On a Train through Hiroshima in 1951
My father had already seen months of combat in Korea by this March train ride through the Japanese countryside. Within a matter of days, as his letters reflect, he would be back to combat in Korea. I have not yet found a letter that gives context to this stint in Japan, to where he’d return in September, to recuperate from dysentery.
In later years, my father recalled having a “profound religious experience” in Hiroshima during one of his stints in Japan during the Korean War:
In the Hiroshima Museum there is a wall, all that is left of a building destroyed by the bomb. On that wall is etched the shadow of human beings which is all that is left of them. It was there that I came to understand that the distinction between just and unjust wars was blurred and that human existence was at great risk and that only a spiritual revolution would be sufficient if humanity was going to survive.

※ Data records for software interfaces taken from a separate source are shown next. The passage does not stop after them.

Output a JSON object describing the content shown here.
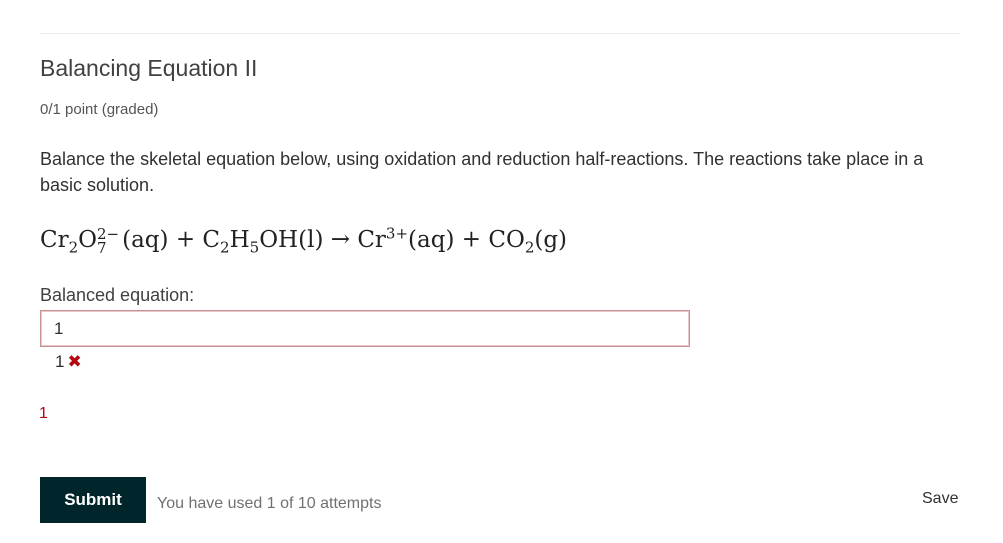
{
  "problem": {
    "title": "Balancing Equation II",
    "points": "0/1 point (graded)",
    "prompt": "Balance the skeletal equation below, using oxidation and reduction half-reactions. The reactions take place in a basic solution.",
    "equation": {
      "r1_base1": "Cr",
      "r1_sub1": "2",
      "r1_base2": "O",
      "r1_sup": "2−",
      "r1_sub2": "7",
      "r1_state": "(aq)",
      "plus1": "+",
      "r2_base1": "C",
      "r2_sub1": "2",
      "r2_base2": "H",
      "r2_sub2": "5",
      "r2_base3": "OH",
      "r2_state": "(l)",
      "arrow": "→",
      "p1_base": "Cr",
      "p1_sup": "3+",
      "p1_state": "(aq)",
      "plus2": "+",
      "p2_base": "CO",
      "p2_sub": "2",
      "p2_state": "(g)"
    },
    "input_label": "Balanced equation:",
    "input_value": "1",
    "preview_value": "1",
    "status_icon": "incorrect-x-icon",
    "feedback": "1",
    "error_color": "#b20610"
  },
  "actions": {
    "submit_label": "Submit",
    "attempts_text": "You have used 1 of 10 attempts",
    "save_label": "Save",
    "submit_color": "#00262b"
  }
}
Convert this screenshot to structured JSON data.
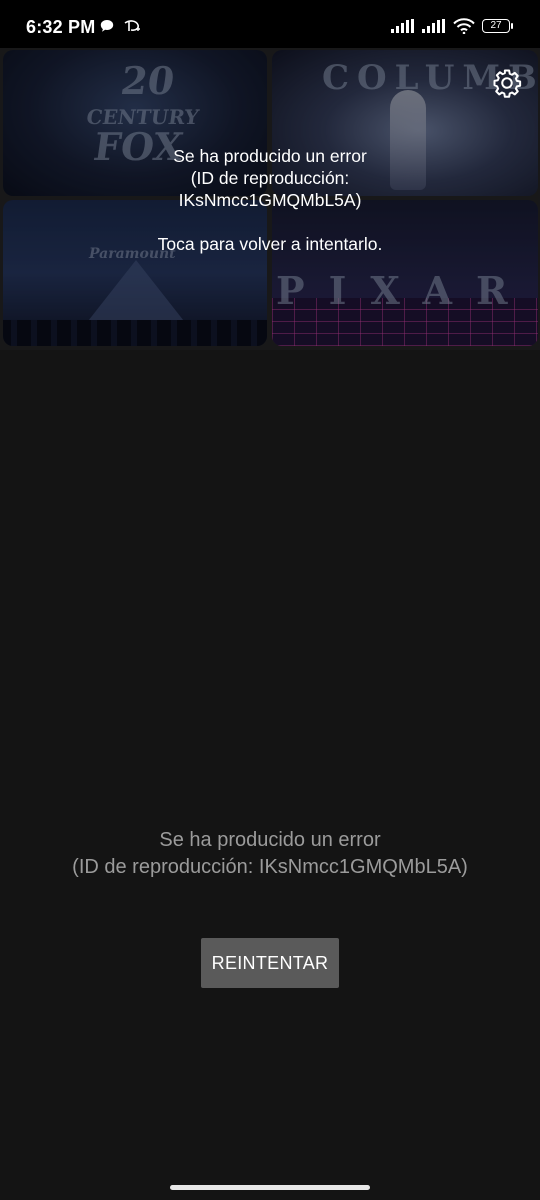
{
  "status_bar": {
    "time": "6:32 PM",
    "left_icons": [
      "chat-bubble-icon",
      "disney-plus-icon"
    ],
    "right_icons": [
      "signal-icon",
      "signal-icon",
      "wifi-icon",
      "battery-icon"
    ],
    "battery_level": "27"
  },
  "player": {
    "thumbnails": [
      {
        "name": "thumbnail-20th-century-fox",
        "logo_text": "20\nCENTURY\nFOX"
      },
      {
        "name": "thumbnail-columbia",
        "logo_text": "COLUMBIA"
      },
      {
        "name": "thumbnail-paramount",
        "logo_text": "Paramount"
      },
      {
        "name": "thumbnail-pixar",
        "logo_text": "PIXAR"
      }
    ],
    "settings_icon": "gear-icon",
    "overlay_error_line1": "Se ha producido un error",
    "overlay_error_line2": "(ID de reproducción:",
    "overlay_error_line3": "IKsNmcc1GMQMbL5A)",
    "overlay_retry_hint": "Toca para volver a intentarlo."
  },
  "content": {
    "error_line1": "Se ha producido un error",
    "error_line2": "(ID de reproducción: IKsNmcc1GMQMbL5A)",
    "retry_button": "REINTENTAR"
  },
  "colors": {
    "background": "#141414",
    "player_background": "#2a2a2c",
    "button_background": "#5a5a5a",
    "secondary_text": "#9b9b9b"
  }
}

Whether the recollection occurred on this or another wartime trip to Japan, it is chilling to imagine this train ride through Hiroshima in 1951.
March 20, 1951
The popular song said “Those far away places with romantic sounding names.” Right now I am in one of the most infamous places in the whole world Hiroshima. As I sit in my compartment on the train I can see on the station in which we are parked a sign Hiroshima Station. Actually there isn’t much station left. Actually there is very little of anything left. Some shacks, a few buildings that the reconstruction group have rebuilt and the frames of new buildings going up. The people here do not smile and wave at us. There is an awe bringing sobriety.
As I travel along the Japanese countryside I see many schools. The people seem most industrious. Everyone seems busy all the time.
The list of subversive organizations here is tremendous. Everything from a communist party to the Green Dragons which is a super nationalist organization.
You will have to pardon the writing. Japanese trains are old and rock worse than a ship in a storm.
I am studying the Korean language. A few of us with high IQs were given books on how to learn the basic phraseology of the Korean language. Unfortunately there are very few personal phrases included in the course. It is all so called useful things like directions, orders ect [sic]. I am struck by how similar the phonetics are to Hebrew. The language sounds very much like what the individual words indicate. For instance muyylegut [meoggi, 먹기] means “food” or eating. There are two number systems. One is the Chinese system and then a fairly recently devised Korean system. Both are in use.
I have to get my things together and get ready to change trains so I will finish here. Maybe the next letter will be smoother. I love you